** Task **
Retype each entry below exactly. Do not carry any image over.
===== Material for this exercise
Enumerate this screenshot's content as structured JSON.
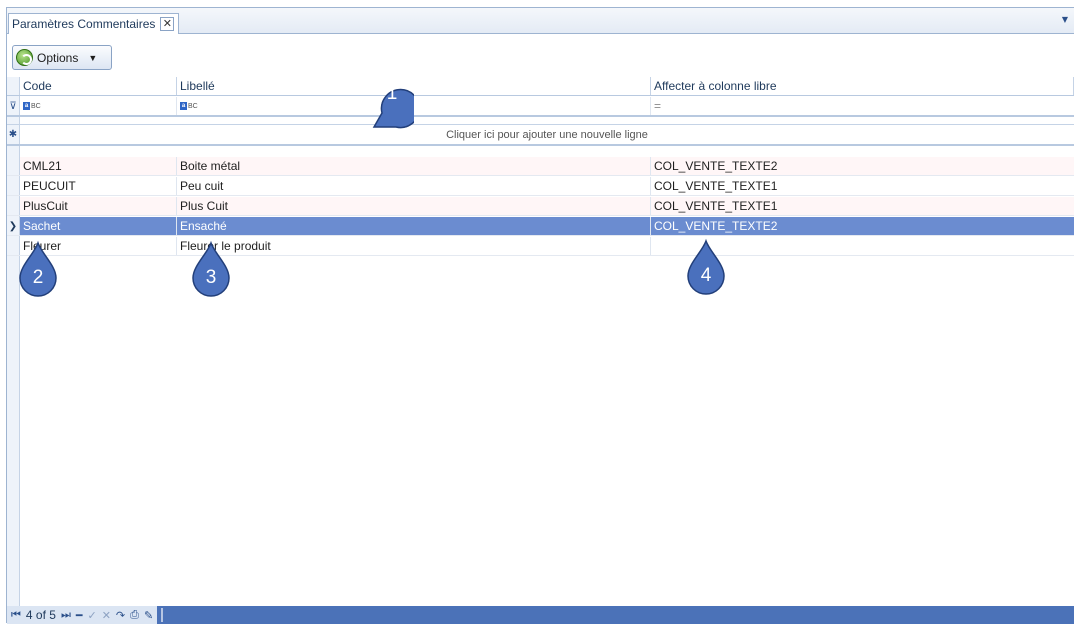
{
  "tab": {
    "title": "Paramètres Commentaires",
    "close_glyph": "✕"
  },
  "toolbar": {
    "options_label": "Options"
  },
  "grid": {
    "columns": [
      "Code",
      "Libellé",
      "Affecter à colonne libre"
    ],
    "filter_affect": "=",
    "new_row_text": "Cliquer ici pour ajouter une nouvelle ligne",
    "rows": [
      {
        "code": "CML21",
        "libelle": "Boite métal",
        "affecter": "COL_VENTE_TEXTE2"
      },
      {
        "code": "PEUCUIT",
        "libelle": "Peu cuit",
        "affecter": "COL_VENTE_TEXTE1"
      },
      {
        "code": "PlusCuit",
        "libelle": "Plus Cuit",
        "affecter": "COL_VENTE_TEXTE1"
      },
      {
        "code": "Sachet",
        "libelle": "Ensaché",
        "affecter": "COL_VENTE_TEXTE2"
      },
      {
        "code": "Fleurer",
        "libelle": "Fleurer le produit",
        "affecter": ""
      }
    ],
    "selected_row": 3
  },
  "navigator": {
    "position_text": "4 of 5"
  },
  "callouts": [
    "1",
    "2",
    "3",
    "4"
  ],
  "colors": {
    "accent": "#4b72b8",
    "selection": "#6b8cd0",
    "callout": "#4a70bd"
  }
}
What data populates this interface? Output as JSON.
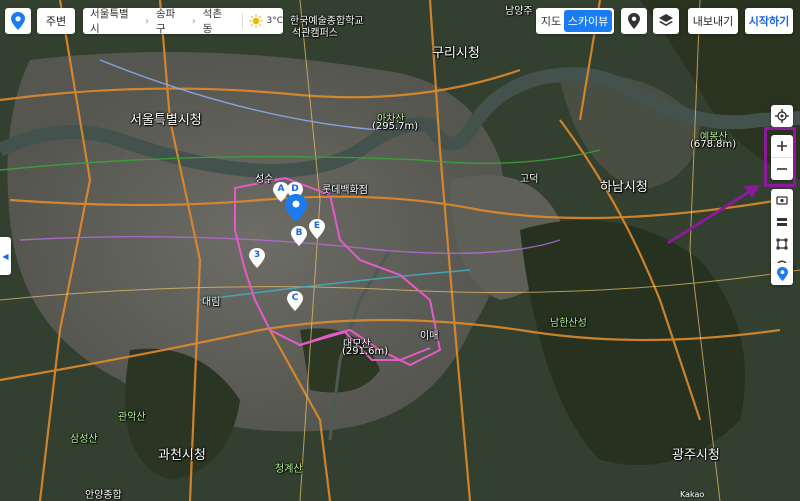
{
  "toolbar": {
    "near_label": "주변",
    "location": [
      "서울특별시",
      "송파구",
      "석촌동"
    ],
    "temperature": "3°C",
    "maptype_map": "지도",
    "maptype_sky": "스카이뷰",
    "export_label": "내보내기",
    "start_label": "시작하기"
  },
  "markers": [
    "A",
    "D",
    "B",
    "E",
    "3",
    "C"
  ],
  "map_labels": [
    {
      "t": "서울특별시청",
      "c": "big"
    },
    {
      "t": "구리시청",
      "c": "big"
    },
    {
      "t": "하남시청",
      "c": "big"
    },
    {
      "t": "과천시청",
      "c": "big"
    },
    {
      "t": "광주시청",
      "c": "big"
    },
    {
      "t": "아차산",
      "c": "green"
    },
    {
      "t": "(295.7m)",
      "c": ""
    },
    {
      "t": "예봉산",
      "c": "green"
    },
    {
      "t": "(678.8m)",
      "c": ""
    },
    {
      "t": "남한산성",
      "c": "green"
    },
    {
      "t": "대모산",
      "c": ""
    },
    {
      "t": "(291.6m)",
      "c": ""
    },
    {
      "t": "롯데백화점",
      "c": ""
    },
    {
      "t": "한국예술종합학교",
      "c": ""
    },
    {
      "t": "석관캠퍼스",
      "c": ""
    },
    {
      "t": "고덕",
      "c": ""
    },
    {
      "t": "대림",
      "c": ""
    },
    {
      "t": "관악산",
      "c": "green"
    },
    {
      "t": "삼성산",
      "c": "green"
    },
    {
      "t": "청계산",
      "c": "green"
    },
    {
      "t": "성수",
      "c": ""
    },
    {
      "t": "이매",
      "c": ""
    },
    {
      "t": "안양종합",
      "c": ""
    },
    {
      "t": "남양주",
      "c": ""
    }
  ],
  "attribution": "Kakao",
  "icons": {
    "logo": "map-pin-logo-icon",
    "weather": "sun-icon",
    "pin": "place-pin-icon",
    "layers": "layers-icon",
    "locate": "crosshair-icon",
    "zoom_in": "plus-icon",
    "zoom_out": "minus-icon",
    "roadview": "roadview-icon",
    "distance": "distance-icon",
    "area": "area-icon",
    "radius": "radius-icon",
    "collapse": "chevron-left-icon"
  }
}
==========
** Problem solution **
Enumerate this screenshot's content as structured JSON.
{
  "tab": {
    "title": "Paramètres Commentaires",
    "close_glyph": "✕"
  },
  "toolbar": {
    "options_label": "Options"
  },
  "grid": {
    "columns": [
      "Code",
      "Libellé",
      "Affecter à colonne libre"
    ],
    "filter_affect": "=",
    "new_row_text": "Cliquer ici pour ajouter une nouvelle ligne",
    "rows": [
      {
        "code": "CML21",
        "libelle": "Boite métal",
        "affecter": "COL_VENTE_TEXTE2"
      },
      {
        "code": "PEUCUIT",
        "libelle": "Peu cuit",
        "affecter": "COL_VENTE_TEXTE1"
      },
      {
        "code": "PlusCuit",
        "libelle": "Plus Cuit",
        "affecter": "COL_VENTE_TEXTE1"
      },
      {
        "code": "Sachet",
        "libelle": "Ensaché",
        "affecter": "COL_VENTE_TEXTE2"
      },
      {
        "code": "Fleurer",
        "libelle": "Fleurer le produit",
        "affecter": ""
      }
    ],
    "selected_row": 3
  },
  "navigator": {
    "position_text": "4 of 5"
  },
  "callouts": [
    "1",
    "2",
    "3",
    "4"
  ],
  "colors": {
    "accent": "#4b72b8",
    "selection": "#6b8cd0",
    "callout": "#4a70bd"
  }
}
What data populates this interface? Output as JSON.
{
  "toolbar": {
    "near_label": "주변",
    "location": [
      "서울특별시",
      "송파구",
      "석촌동"
    ],
    "temperature": "3°C",
    "maptype_map": "지도",
    "maptype_sky": "스카이뷰",
    "export_label": "내보내기",
    "start_label": "시작하기"
  },
  "markers": [
    "A",
    "D",
    "B",
    "E",
    "3",
    "C"
  ],
  "map_labels": [
    {
      "t": "서울특별시청",
      "c": "big"
    },
    {
      "t": "구리시청",
      "c": "big"
    },
    {
      "t": "하남시청",
      "c": "big"
    },
    {
      "t": "과천시청",
      "c": "big"
    },
    {
      "t": "광주시청",
      "c": "big"
    },
    {
      "t": "아차산",
      "c": "green"
    },
    {
      "t": "(295.7m)",
      "c": ""
    },
    {
      "t": "예봉산",
      "c": "green"
    },
    {
      "t": "(678.8m)",
      "c": ""
    },
    {
      "t": "남한산성",
      "c": "green"
    },
    {
      "t": "대모산",
      "c": ""
    },
    {
      "t": "(291.6m)",
      "c": ""
    },
    {
      "t": "롯데백화점",
      "c": ""
    },
    {
      "t": "한국예술종합학교",
      "c": ""
    },
    {
      "t": "석관캠퍼스",
      "c": ""
    },
    {
      "t": "고덕",
      "c": ""
    },
    {
      "t": "대림",
      "c": ""
    },
    {
      "t": "관악산",
      "c": "green"
    },
    {
      "t": "삼성산",
      "c": "green"
    },
    {
      "t": "청계산",
      "c": "green"
    },
    {
      "t": "성수",
      "c": ""
    },
    {
      "t": "이매",
      "c": ""
    },
    {
      "t": "안양종합",
      "c": ""
    },
    {
      "t": "남양주",
      "c": ""
    }
  ],
  "attribution": "Kakao",
  "icons": {
    "logo": "map-pin-logo-icon",
    "weather": "sun-icon",
    "pin": "place-pin-icon",
    "layers": "layers-icon",
    "locate": "crosshair-icon",
    "zoom_in": "plus-icon",
    "zoom_out": "minus-icon",
    "roadview": "roadview-icon",
    "distance": "distance-icon",
    "area": "area-icon",
    "radius": "radius-icon",
    "collapse": "chevron-left-icon"
  }
}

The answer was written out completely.